## Data records:

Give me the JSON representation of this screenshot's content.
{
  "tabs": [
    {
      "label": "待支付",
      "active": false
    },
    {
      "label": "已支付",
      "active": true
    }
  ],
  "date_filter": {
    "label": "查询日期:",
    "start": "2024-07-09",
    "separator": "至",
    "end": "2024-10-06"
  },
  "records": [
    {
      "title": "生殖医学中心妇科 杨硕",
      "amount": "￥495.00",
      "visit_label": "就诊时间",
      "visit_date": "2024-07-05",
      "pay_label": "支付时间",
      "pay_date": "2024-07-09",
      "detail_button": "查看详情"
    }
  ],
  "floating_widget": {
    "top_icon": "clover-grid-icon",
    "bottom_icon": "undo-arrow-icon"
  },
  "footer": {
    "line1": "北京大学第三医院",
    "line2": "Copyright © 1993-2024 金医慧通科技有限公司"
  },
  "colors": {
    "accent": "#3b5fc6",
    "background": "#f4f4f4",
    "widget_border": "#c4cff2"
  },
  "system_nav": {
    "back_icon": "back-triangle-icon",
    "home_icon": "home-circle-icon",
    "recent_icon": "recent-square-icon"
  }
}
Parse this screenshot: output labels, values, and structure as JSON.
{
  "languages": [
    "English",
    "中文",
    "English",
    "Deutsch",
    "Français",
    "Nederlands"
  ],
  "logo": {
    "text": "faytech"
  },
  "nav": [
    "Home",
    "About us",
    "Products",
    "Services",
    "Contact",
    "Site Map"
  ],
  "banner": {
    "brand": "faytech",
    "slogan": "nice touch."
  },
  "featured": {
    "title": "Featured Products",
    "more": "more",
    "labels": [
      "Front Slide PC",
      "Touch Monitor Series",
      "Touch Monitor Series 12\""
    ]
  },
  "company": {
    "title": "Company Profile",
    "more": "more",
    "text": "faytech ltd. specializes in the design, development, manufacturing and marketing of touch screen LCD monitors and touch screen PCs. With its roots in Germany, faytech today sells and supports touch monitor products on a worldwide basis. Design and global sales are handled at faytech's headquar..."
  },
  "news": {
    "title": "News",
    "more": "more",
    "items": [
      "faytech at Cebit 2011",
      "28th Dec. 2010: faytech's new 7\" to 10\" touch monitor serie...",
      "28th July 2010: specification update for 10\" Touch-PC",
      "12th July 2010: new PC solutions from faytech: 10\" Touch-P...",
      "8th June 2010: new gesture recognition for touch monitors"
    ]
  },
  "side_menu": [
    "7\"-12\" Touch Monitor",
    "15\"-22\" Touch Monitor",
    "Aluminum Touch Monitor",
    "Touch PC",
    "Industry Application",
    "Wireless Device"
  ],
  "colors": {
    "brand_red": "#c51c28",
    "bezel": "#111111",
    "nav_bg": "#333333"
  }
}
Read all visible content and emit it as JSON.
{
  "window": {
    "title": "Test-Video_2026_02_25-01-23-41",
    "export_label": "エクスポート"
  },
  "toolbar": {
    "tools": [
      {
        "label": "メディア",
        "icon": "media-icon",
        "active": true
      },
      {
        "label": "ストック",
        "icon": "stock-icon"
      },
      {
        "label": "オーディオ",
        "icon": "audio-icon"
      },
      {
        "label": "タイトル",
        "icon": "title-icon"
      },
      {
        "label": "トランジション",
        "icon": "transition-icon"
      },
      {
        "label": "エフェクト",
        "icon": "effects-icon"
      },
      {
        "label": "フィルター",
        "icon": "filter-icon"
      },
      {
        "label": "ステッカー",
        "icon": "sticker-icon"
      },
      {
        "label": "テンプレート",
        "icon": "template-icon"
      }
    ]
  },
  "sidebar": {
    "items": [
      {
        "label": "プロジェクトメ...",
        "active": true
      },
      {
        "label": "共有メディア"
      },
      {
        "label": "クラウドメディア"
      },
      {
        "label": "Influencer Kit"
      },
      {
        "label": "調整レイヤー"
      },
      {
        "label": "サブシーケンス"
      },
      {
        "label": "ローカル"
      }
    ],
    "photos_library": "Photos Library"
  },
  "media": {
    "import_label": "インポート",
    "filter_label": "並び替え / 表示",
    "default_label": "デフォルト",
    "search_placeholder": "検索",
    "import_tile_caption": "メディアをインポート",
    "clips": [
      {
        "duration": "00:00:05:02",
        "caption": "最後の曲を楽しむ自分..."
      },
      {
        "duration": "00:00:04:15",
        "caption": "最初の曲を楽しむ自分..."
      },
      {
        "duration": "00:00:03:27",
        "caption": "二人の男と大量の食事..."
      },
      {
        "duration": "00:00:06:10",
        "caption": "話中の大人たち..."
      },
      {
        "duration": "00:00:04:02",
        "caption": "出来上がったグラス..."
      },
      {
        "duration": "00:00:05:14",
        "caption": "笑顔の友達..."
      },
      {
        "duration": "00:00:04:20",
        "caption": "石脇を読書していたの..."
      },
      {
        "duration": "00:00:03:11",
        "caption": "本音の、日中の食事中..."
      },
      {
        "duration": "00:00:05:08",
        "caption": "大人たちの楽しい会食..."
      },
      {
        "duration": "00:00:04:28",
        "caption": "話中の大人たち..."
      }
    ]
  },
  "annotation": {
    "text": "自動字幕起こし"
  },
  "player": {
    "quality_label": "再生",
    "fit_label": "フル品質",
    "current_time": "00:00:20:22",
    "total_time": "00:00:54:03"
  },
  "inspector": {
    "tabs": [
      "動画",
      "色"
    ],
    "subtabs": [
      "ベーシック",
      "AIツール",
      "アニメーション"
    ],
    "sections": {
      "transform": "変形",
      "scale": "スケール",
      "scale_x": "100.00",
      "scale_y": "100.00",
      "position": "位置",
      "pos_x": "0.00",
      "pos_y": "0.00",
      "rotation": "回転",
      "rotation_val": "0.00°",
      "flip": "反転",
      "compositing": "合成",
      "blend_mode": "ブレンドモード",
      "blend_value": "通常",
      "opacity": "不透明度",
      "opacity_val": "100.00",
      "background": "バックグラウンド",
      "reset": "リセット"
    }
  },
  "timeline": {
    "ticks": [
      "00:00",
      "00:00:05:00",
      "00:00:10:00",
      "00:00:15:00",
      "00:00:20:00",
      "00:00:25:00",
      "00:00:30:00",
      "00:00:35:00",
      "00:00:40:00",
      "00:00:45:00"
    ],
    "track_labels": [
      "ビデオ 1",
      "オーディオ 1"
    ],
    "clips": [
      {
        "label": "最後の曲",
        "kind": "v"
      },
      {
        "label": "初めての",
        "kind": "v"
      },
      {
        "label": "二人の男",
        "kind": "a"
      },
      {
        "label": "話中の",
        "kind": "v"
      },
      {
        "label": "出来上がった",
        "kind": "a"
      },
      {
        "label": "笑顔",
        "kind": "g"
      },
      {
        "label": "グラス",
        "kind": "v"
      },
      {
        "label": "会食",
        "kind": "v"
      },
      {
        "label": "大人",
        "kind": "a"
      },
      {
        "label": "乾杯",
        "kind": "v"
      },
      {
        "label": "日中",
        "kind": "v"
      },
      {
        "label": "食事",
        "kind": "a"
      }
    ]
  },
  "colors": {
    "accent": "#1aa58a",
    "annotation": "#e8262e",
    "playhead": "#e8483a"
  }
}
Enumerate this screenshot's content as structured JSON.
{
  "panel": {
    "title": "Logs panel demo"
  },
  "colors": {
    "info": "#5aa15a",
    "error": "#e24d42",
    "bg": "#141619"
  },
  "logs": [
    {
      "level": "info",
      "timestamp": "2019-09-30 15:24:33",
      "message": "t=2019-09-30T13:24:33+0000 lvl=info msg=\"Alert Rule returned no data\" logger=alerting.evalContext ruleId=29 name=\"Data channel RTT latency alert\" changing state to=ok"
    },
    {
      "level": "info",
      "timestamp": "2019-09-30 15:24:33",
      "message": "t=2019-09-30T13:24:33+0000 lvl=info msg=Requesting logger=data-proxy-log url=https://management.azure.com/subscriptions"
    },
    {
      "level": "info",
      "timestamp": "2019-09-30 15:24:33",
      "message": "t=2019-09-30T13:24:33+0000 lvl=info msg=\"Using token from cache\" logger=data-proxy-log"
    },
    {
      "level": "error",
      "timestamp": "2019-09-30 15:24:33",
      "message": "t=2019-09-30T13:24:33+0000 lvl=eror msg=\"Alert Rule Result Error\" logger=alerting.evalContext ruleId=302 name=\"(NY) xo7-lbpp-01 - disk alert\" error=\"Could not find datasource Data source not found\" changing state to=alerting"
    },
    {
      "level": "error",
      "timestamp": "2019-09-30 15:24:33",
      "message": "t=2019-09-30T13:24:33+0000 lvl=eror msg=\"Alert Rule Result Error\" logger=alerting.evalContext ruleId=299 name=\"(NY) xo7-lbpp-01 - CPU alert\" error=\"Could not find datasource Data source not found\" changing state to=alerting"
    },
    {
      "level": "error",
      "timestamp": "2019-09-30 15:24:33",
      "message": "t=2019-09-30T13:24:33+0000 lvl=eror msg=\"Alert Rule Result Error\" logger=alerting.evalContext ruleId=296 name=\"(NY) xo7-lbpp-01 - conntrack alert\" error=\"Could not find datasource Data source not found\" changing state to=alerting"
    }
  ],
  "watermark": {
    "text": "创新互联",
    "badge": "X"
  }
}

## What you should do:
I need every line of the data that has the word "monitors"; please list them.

## Exercise answer:
    "text": "faytech ltd. specializes in the design, development, manufacturing and marketing of touch screen LCD monitors and touch screen PCs. With its roots in Germany, faytech today sells and supports touch monitor products on a worldwide basis. Design and global sales are handled at faytech's headquar..."
      "8th June 2010: new gesture recognition for touch monitors"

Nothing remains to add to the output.